The Open Water Swimming Association did a poll of things OW swimmers most disliked/feared and jellies/stingray were 2nd on the list after sharks. (Obviously mostly warm water swimmers!).

So the good news:

MOST JELLIES ARE HARMLESS (from an Irish South Coast point of view anyway).

A swimmers adage is, ‘it’s the jellyfish you don’t see that will get you”.

The Moon/Common jellyfish is just that, most common, and doesn’t sting (thought the guide says it has apparently a mild sting). “Moon” because it’s a translucent white. Jack-by-the-wind (Jack-the-Sailor) are also harmless.

So…jellyfish and jellyfish stings.

  • Don’t panic.
  • Reactions vary by person.
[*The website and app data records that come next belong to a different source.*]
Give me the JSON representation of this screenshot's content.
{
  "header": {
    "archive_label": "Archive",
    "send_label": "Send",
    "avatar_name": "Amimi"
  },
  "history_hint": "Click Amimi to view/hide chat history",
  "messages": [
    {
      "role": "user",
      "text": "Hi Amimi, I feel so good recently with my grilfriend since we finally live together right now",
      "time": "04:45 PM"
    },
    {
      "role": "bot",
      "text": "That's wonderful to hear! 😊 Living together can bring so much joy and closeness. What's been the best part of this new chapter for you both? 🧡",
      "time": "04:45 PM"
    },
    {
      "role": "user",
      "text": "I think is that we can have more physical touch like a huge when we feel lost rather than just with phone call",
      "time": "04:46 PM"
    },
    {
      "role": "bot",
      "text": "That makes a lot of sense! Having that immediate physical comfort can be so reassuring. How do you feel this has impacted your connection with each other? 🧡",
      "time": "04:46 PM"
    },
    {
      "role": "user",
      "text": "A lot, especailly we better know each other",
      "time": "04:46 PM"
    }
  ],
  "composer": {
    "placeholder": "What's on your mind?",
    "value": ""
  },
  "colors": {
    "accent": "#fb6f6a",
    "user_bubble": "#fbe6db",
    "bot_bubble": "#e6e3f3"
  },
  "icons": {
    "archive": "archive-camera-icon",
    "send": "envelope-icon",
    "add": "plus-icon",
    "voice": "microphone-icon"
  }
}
But most people will find jelly stings cause no more than mild brief discomfort.
  • The initial sting will be sharp, like a nettle sting. For myself, Purple and Blue Stinger strikes taper off very quickly and last only about 10 minutes of a tingling sensation. Portugese Man O’War is much worse and lasts for up to 4 to 5 hours.
  • Sea-water, luckily, dulls stings, so you might as well stay in the water anyway.
  • If you do get stung a lot, and have a greater reaction, it’s good to know what to do.
  • Don’t touch the sting. No rubbing with a towel or scratching.
  • Always carry vinegar with your swim gear. Douse the area with vinegar. Don’t have a fresh water shower until well after the sting has abated. (You can get stung in the winter but it’s unlikely as the jellies will be lower down)
  • Scraping a stung area with something straight like the edge of a bank card will also remove some of the barbules.

(Save yourself learning the hard way, like I did and transfer the vinegar immediately to a plastic bottle, rather than leaving it in the glass bottle, which WILL break and you will smell like a chip shop).

A jellyfish sting is actually a collection of barbules which have venom in them. Vinegar will stop those barbs firing which are in your skin but haven’t yet fired. Those barbs which have already fired will not be affected by the vinegar. As I said above delay having a shower. Fresh water will cause the stings to feel worse.

There are jellyfish sting creams available, (though not widely in Ireland). Danny says he tried one (Safe Sea) which he got in work and it was good. Anti-histamines should work as well if you have a particularly bad reaction.

But let me stress again, there’s not that much to worry about. I was stung about 40 times in a 3k Helvick swim a few years ago, and I could only tell because I could count the visible stings afterwards. I only actually felt a few of them, and they weren’t bad.

We get occasional Lion’s Mane jellies in the South-east later in the summer which have a worse sting , but they are very noticeable because they get quite large, are infrequent, so easy to avoid, and I’ve only seen them out around the Metalman and further.

Purple and Compass jellies are the two I dislike most but are not a problem at this time of the year.